# [WORK REQUEST]
Write out every entry exactly as given, but omit the pictures.

# [SUPPLIED INFORMATION]
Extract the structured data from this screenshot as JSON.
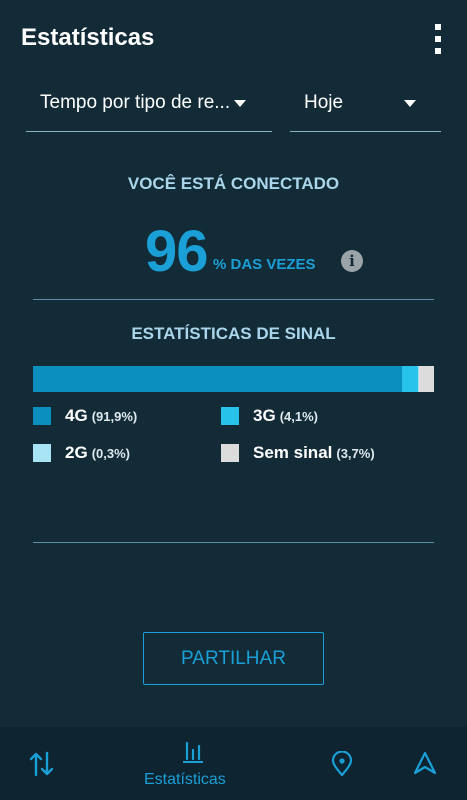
{
  "appbar": {
    "title": "Estatísticas",
    "menu_icon": "more-vert-icon"
  },
  "filters": {
    "type_value": "Tempo por tipo de re...",
    "period_value": "Hoje"
  },
  "connection": {
    "label": "VOCÊ ESTÁ CONECTADO",
    "percent": "96",
    "suffix": "% DAS VEZES",
    "info_icon": "info-icon"
  },
  "signal": {
    "title": "ESTATÍSTICAS DE SINAL",
    "segments": [
      {
        "name": "4G",
        "percent_label": "(91,9%)",
        "value": 91.9,
        "color": "#0a8fbf"
      },
      {
        "name": "3G",
        "percent_label": "(4,1%)",
        "value": 4.1,
        "color": "#27c3ea"
      },
      {
        "name": "2G",
        "percent_label": "(0,3%)",
        "value": 0.3,
        "color": "#a8e4f5"
      },
      {
        "name": "Sem sinal",
        "percent_label": "(3,7%)",
        "value": 3.7,
        "color": "#dcdcdc"
      }
    ]
  },
  "actions": {
    "share_label": "PARTILHAR"
  },
  "bottom_nav": {
    "items": [
      {
        "icon": "data-transfer-icon",
        "label": ""
      },
      {
        "icon": "bar-chart-icon",
        "label": "Estatísticas"
      },
      {
        "icon": "location-pin-icon",
        "label": ""
      },
      {
        "icon": "navigation-arrow-icon",
        "label": ""
      }
    ]
  },
  "colors": {
    "background": "#122b37",
    "accent": "#1a9fd6",
    "nav_background": "#0e2430"
  }
}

# [SOLVED PROBLEM]
Extract the structured data from this screenshot as JSON.
{
  "appbar": {
    "title": "Estatísticas",
    "menu_icon": "more-vert-icon"
  },
  "filters": {
    "type_value": "Tempo por tipo de re...",
    "period_value": "Hoje"
  },
  "connection": {
    "label": "VOCÊ ESTÁ CONECTADO",
    "percent": "96",
    "suffix": "% DAS VEZES",
    "info_icon": "info-icon"
  },
  "signal": {
    "title": "ESTATÍSTICAS DE SINAL",
    "segments": [
      {
        "name": "4G",
        "percent_label": "(91,9%)",
        "value": 91.9,
        "color": "#0a8fbf"
      },
      {
        "name": "3G",
        "percent_label": "(4,1%)",
        "value": 4.1,
        "color": "#27c3ea"
      },
      {
        "name": "2G",
        "percent_label": "(0,3%)",
        "value": 0.3,
        "color": "#a8e4f5"
      },
      {
        "name": "Sem sinal",
        "percent_label": "(3,7%)",
        "value": 3.7,
        "color": "#dcdcdc"
      }
    ]
  },
  "actions": {
    "share_label": "PARTILHAR"
  },
  "bottom_nav": {
    "items": [
      {
        "icon": "data-transfer-icon",
        "label": ""
      },
      {
        "icon": "bar-chart-icon",
        "label": "Estatísticas"
      },
      {
        "icon": "location-pin-icon",
        "label": ""
      },
      {
        "icon": "navigation-arrow-icon",
        "label": ""
      }
    ]
  },
  "colors": {
    "background": "#122b37",
    "accent": "#1a9fd6",
    "nav_background": "#0e2430"
  }
}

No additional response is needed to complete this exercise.